The lawsuit was filed on behalf of "John Doe 201" and says the priest involved was Joseph Correnti, who committed suicide in 2002.
The Washington County Circuit Court lawsuit claims "Doe 201" was sexually battered by Correnti when "Doe" was 14 to 15 years old. The suit says Correnti served at St. Joseph from 1995 to 2002.
"Doe 201" discovered the effects within the past three years of the sexual abuse perpetrated by Correnti, according to the lawsuit.
Rick Woods filed the lawsuit, which contends that there are at least five known victims of Correnti's sexual abuse.
The diocese knew, or should have known, of Correnti's "sexual misconduct, impulses, and behavior," according to the lawsuit. But, it allowed Correnti to have unlimited contact with children, including "Doe 201," the suit claims.
"Defendants had the duty to protect the moral purity of plaintiff and other Roman Catholic children within the Diocese of Little Rock and at St. Joseph's Catholic Church," according to the lawsuit. "Defendants breached their duties by exposing plaintiff to a known pedophile."
The church and diocese failed to follow policies and procedures designed to prevent child sex abuse or failed to implement sufficient policies, and didn't warn parents there was a risk of child sex abuse, according to the lawsuit.
The suit alleges that the church failed to report Correnti's actions to police.

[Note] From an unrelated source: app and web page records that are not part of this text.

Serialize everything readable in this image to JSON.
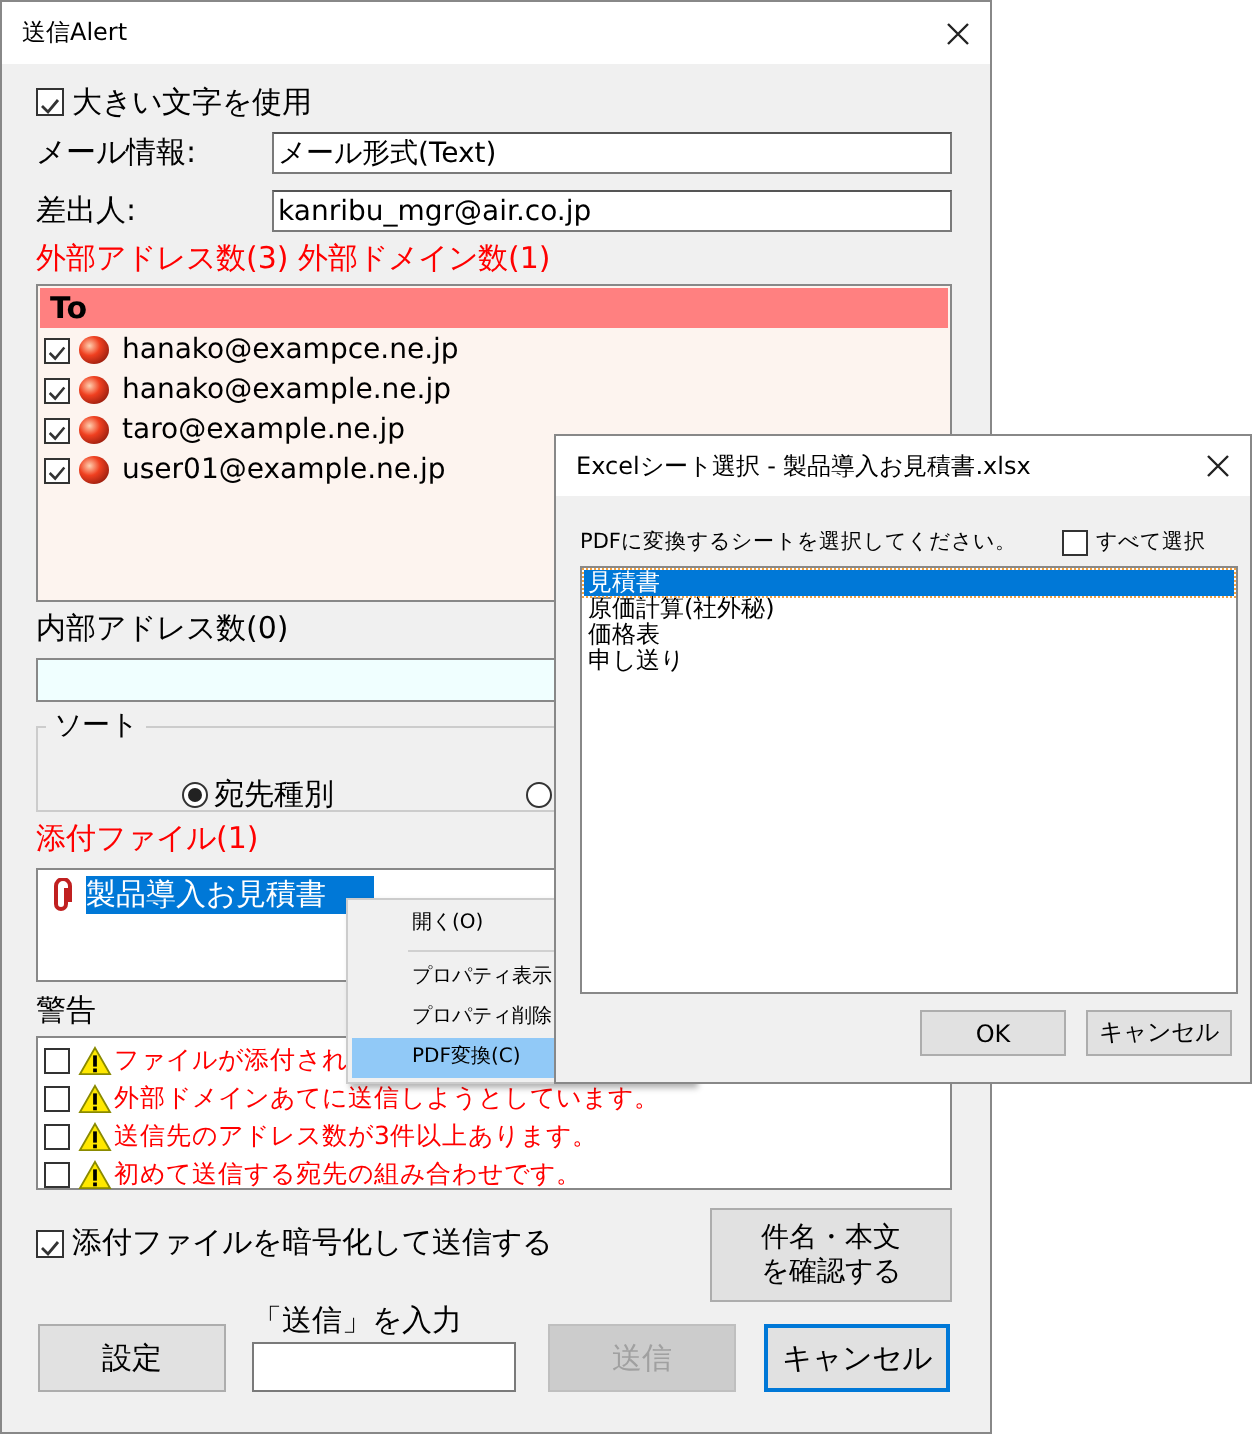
{
  "main_window": {
    "title": "送信Alert",
    "large_text": {
      "label": "大きい文字を使用",
      "checked": true
    },
    "mail_info": {
      "label": "メール情報:",
      "value": "メール形式(Text)"
    },
    "sender": {
      "label": "差出人:",
      "value": "kanribu_mgr@air.co.jp"
    },
    "external_label": "外部アドレス数(3) 外部ドメイン数(1)",
    "to_list": {
      "header": "To",
      "rows": [
        {
          "address": "hanako@exampce.ne.jp",
          "checked": true
        },
        {
          "address": "hanako@example.ne.jp",
          "checked": true
        },
        {
          "address": "taro@example.ne.jp",
          "checked": true
        },
        {
          "address": "user01@example.ne.jp",
          "checked": true
        }
      ]
    },
    "internal_label": "内部アドレス数(0)",
    "sort": {
      "title": "ソート",
      "options": [
        {
          "label": "宛先種別",
          "selected": true
        },
        {
          "selected": false
        }
      ]
    },
    "attachments_label": "添付ファイル(1)",
    "attachments": [
      {
        "name": "製品導入お見積書",
        "selected": true
      }
    ],
    "warnings_label": "警告",
    "warnings": [
      {
        "text": "ファイルが添付され",
        "checked": false
      },
      {
        "text": "外部ドメインあてに送信しようとしています。",
        "checked": false
      },
      {
        "text": "送信先のアドレス数が3件以上あります。",
        "checked": false
      },
      {
        "text": "初めて送信する宛先の組み合わせです。",
        "checked": false
      }
    ],
    "encrypt": {
      "label": "添付ファイルを暗号化して送信する",
      "checked": true
    },
    "confirm_button": "件名・本文を確認する",
    "settings_button": "設定",
    "send_input": {
      "label": "「送信」を入力"
    },
    "send_button": {
      "label": "送信",
      "disabled": true
    },
    "cancel_button": {
      "label": "キャンセル",
      "focused": true
    }
  },
  "context_menu": {
    "items": [
      {
        "label": "開く(O)",
        "selected": false
      },
      {
        "kind": "separator"
      },
      {
        "label": "プロパティ表示",
        "selected": false
      },
      {
        "label": "プロパティ削除",
        "selected": false
      },
      {
        "label": "PDF変換(C)",
        "selected": true
      }
    ]
  },
  "sheet_dialog": {
    "title": "Excelシート選択 - 製品導入お見積書.xlsx",
    "prompt": "PDFに変換するシートを選択してください。",
    "select_all": {
      "label": "すべて選択",
      "checked": false
    },
    "sheets": [
      {
        "name": "見積書",
        "selected": true
      },
      {
        "name": "原価計算(社外秘)",
        "selected": false
      },
      {
        "name": "価格表",
        "selected": false
      },
      {
        "name": "申し送り",
        "selected": false
      }
    ],
    "buttons": [
      "OK",
      "キャンセル"
    ]
  }
}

The lawsuit seeks unspecified damages for severe and permanent psychological, emotional and physical injuries, shock, emotional distress, physical manifestations of emotional distress, embarrassment, loss of self-esteem, disgrace, humiliation and loss of enjoyment of life.

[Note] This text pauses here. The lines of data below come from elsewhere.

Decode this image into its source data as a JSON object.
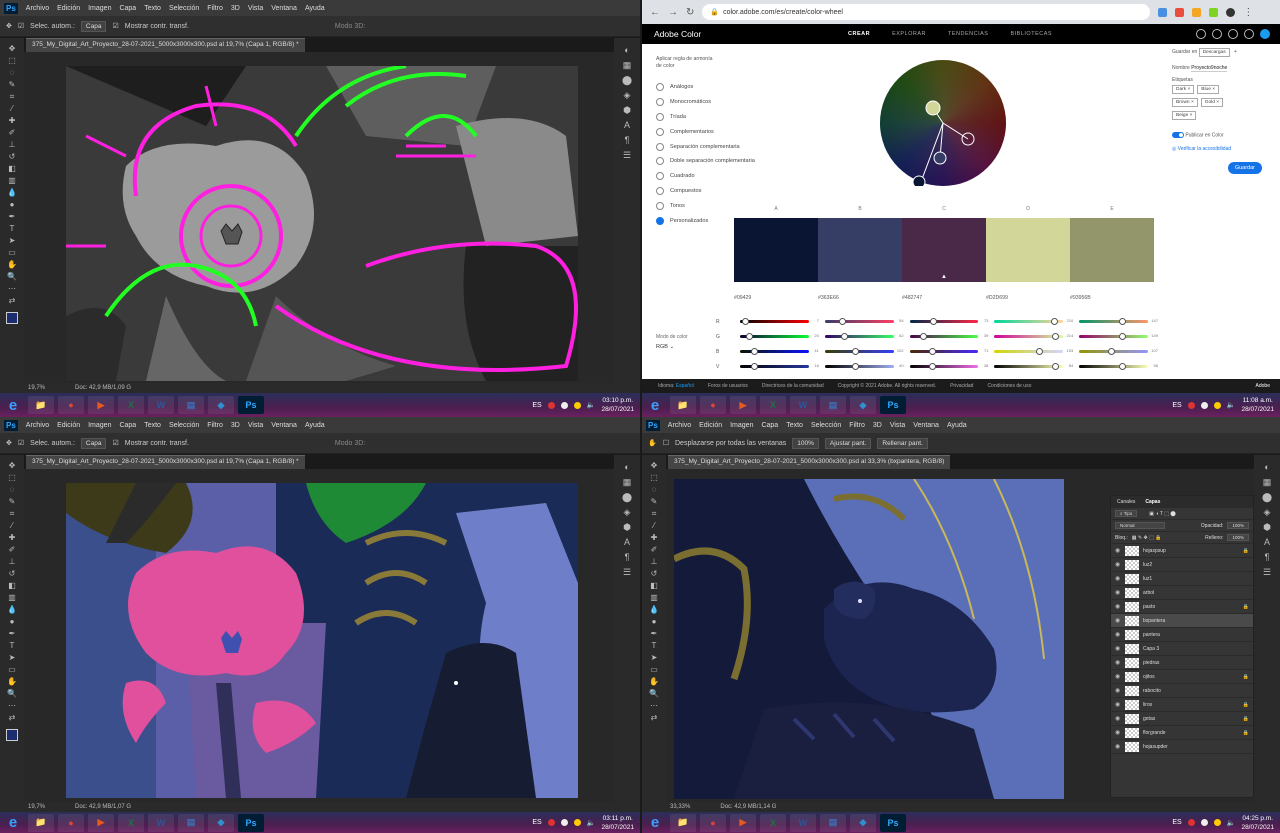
{
  "photoshop": {
    "logo": "Ps",
    "menu": [
      "Archivo",
      "Edición",
      "Imagen",
      "Capa",
      "Texto",
      "Selección",
      "Filtro",
      "3D",
      "Vista",
      "Ventana",
      "Ayuda"
    ],
    "options": {
      "autoselect": "Selec. autom.:",
      "layer": "Capa",
      "transform": "Mostrar contr. transf.",
      "mode3d": "Modo 3D:"
    },
    "options_hand": {
      "scroll_all": "Desplazarse por todas las ventanas",
      "zoom": "100%",
      "fit": "Ajustar pant.",
      "fill": "Rellenar pant."
    },
    "doc_tab_1": "375_My_Digital_Art_Proyecto_28-07-2021_5000x3000x300.psd al 19,7% (Capa 1, RGB/8) *",
    "doc_tab_4": "375_My_Digital_Art_Proyecto_28-07-2021_5000x3000x300.psd al 33,3% (bxpantera, RGB/8)",
    "status_1": {
      "zoom": "19,7%",
      "doc": "Doc: 42,9 MB/1,09 G"
    },
    "status_3": {
      "zoom": "19,7%",
      "doc": "Doc: 42,9 MB/1,07 G"
    },
    "status_4": {
      "zoom": "33,33%",
      "doc": "Doc: 42,9 MB/1,14 G"
    }
  },
  "taskbar": {
    "lang": "ES",
    "clocks": [
      {
        "time": "03:10 p.m.",
        "date": "28/07/2021"
      },
      {
        "time": "11:08 a.m.",
        "date": "28/07/2021"
      },
      {
        "time": "03:11 p.m.",
        "date": "28/07/2021"
      },
      {
        "time": "04:25 p.m.",
        "date": "28/07/2021"
      }
    ],
    "apps": [
      {
        "glyph": "📁",
        "color": "#e8b84a"
      },
      {
        "glyph": "●",
        "color": "#db4437"
      },
      {
        "glyph": "▶",
        "color": "#e65a1e"
      },
      {
        "glyph": "X",
        "color": "#1e7145"
      },
      {
        "glyph": "W",
        "color": "#2b579a"
      },
      {
        "glyph": "▤",
        "color": "#3c6fb5"
      },
      {
        "glyph": "◆",
        "color": "#2f8fcf"
      },
      {
        "glyph": "Ps",
        "color": "#001d34"
      }
    ]
  },
  "chrome": {
    "url": "color.adobe.com/es/create/color-wheel"
  },
  "adobe_color": {
    "brand": "Adobe Color",
    "nav": [
      "CREAR",
      "EXPLORAR",
      "TENDENCIAS",
      "BIBLIOTECAS"
    ],
    "rule_title": "Aplicar regla de armonía de color",
    "rules": [
      "Análogos",
      "Monocromáticos",
      "Tríada",
      "Complementarios",
      "Separación complementaria",
      "Doble separación complementaria",
      "Cuadrado",
      "Compuestos",
      "Tonos",
      "Personalizados"
    ],
    "selected_rule": "Personalizados",
    "swatch_labels": [
      "A",
      "B",
      "C",
      "D",
      "E"
    ],
    "swatches": [
      "#09429",
      "#363E66",
      "#482747",
      "#D2D699",
      "#93956B"
    ],
    "swatch_colors": [
      "#0a1433",
      "#363e66",
      "#4a2848",
      "#d2d699",
      "#93956b"
    ],
    "color_mode_label": "Modo de color",
    "color_mode": "RGB",
    "slider_rows": [
      "R",
      "G",
      "B",
      "V"
    ],
    "slider_values": [
      [
        "7",
        "54",
        "73",
        "210",
        "147"
      ],
      [
        "20",
        "62",
        "39",
        "214",
        "149"
      ],
      [
        "41",
        "102",
        "71",
        "153",
        "107"
      ],
      [
        "16",
        "40",
        "28",
        "84",
        "58"
      ]
    ],
    "save_in_label": "Guardar en",
    "save_in": "Descargas",
    "name_label": "Nombre",
    "name_value": "Proyecto9noche",
    "tags_label": "Etiquetas",
    "tags": [
      "Dark",
      "Blue",
      "Brown",
      "Gold",
      "Beige"
    ],
    "publish": "Publicar en Color",
    "accessibility": "Verificar la accesibilidad",
    "save_button": "Guardar",
    "footer": {
      "lang_label": "Idioma:",
      "lang": "Español",
      "links": [
        "Foros de usuarios",
        "Directrices de la comunidad",
        "Copyright © 2021 Adobe. All rights reserved.",
        "Privacidad",
        "Condiciones de uso"
      ],
      "adobe": "Adobe"
    }
  },
  "layers_panel": {
    "tabs": [
      "Canales",
      "Capas"
    ],
    "kind": "Tipo",
    "blend": "Normal",
    "opacity_label": "Opacidad:",
    "opacity": "100%",
    "lock_label": "Bloq.:",
    "fill_label": "Relleno:",
    "fill": "100%",
    "layers": [
      {
        "name": "hojaspsup",
        "locked": true
      },
      {
        "name": "luz2",
        "locked": false
      },
      {
        "name": "luz1",
        "locked": false
      },
      {
        "name": "arbol",
        "locked": false
      },
      {
        "name": "pasto",
        "locked": true
      },
      {
        "name": "bxpantera",
        "locked": false,
        "selected": true
      },
      {
        "name": "pantera",
        "locked": false
      },
      {
        "name": "Capa 3",
        "locked": false
      },
      {
        "name": "piedras",
        "locked": false
      },
      {
        "name": "ojitos",
        "locked": true
      },
      {
        "name": "rabocito",
        "locked": false
      },
      {
        "name": "liros",
        "locked": true
      },
      {
        "name": "gotas",
        "locked": true
      },
      {
        "name": "florgrande",
        "locked": true
      },
      {
        "name": "hojasupder",
        "locked": false
      }
    ]
  }
}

"Doe 201" also continues to incur expenses for medical and psychological treatment, therapy, and counseling, and cannot lead a normal life, according to the lawsuit.
Correnti committed suicide April 3, 2002, according to Fayetteville police and the Washington County coroner.
He left a note alluding to the sexual misconduct scandal within the Catholic Church at the time.
"Especially in circumstances in the church today, I am sure that some may feel this has a connection, but it rather has to do with my long term depression," Correnti wrote.
A spokesman for the Diocese of Little Rock said in the days after Correnti's death, to his knowledge, there had never been a complaint of sexual misconduct linked to Correnti. But, Bishop Anthony Taylor included Correnti on a list of 12 priests against whom credible allegations had been received. The listing, published in September 2018, said Correnti had five known victims.
"Despite our best efforts to ensure that this information is accurate and complete, we know that this list may include errors or be incomplete," the bishop wrote. "It was compiled through an initial preliminary internal review of personnel files of clergy whom we already knew or whom we suspected had been credibly accused of child sexual abuse."
Taylor noted that an allegation being determined or considered as credible isn't the equivalent of a finding of guilt by a jury or judge in a legal proceeding nor does it mean the allegation is able to be proved.
In June, the diocese settled sex abuse claims made by five men against a different priest for $790,000. The men claimed that they were abused in the 1970s while they were teens at Holy Souls school in Little Rock.
Metro on 08/23/2019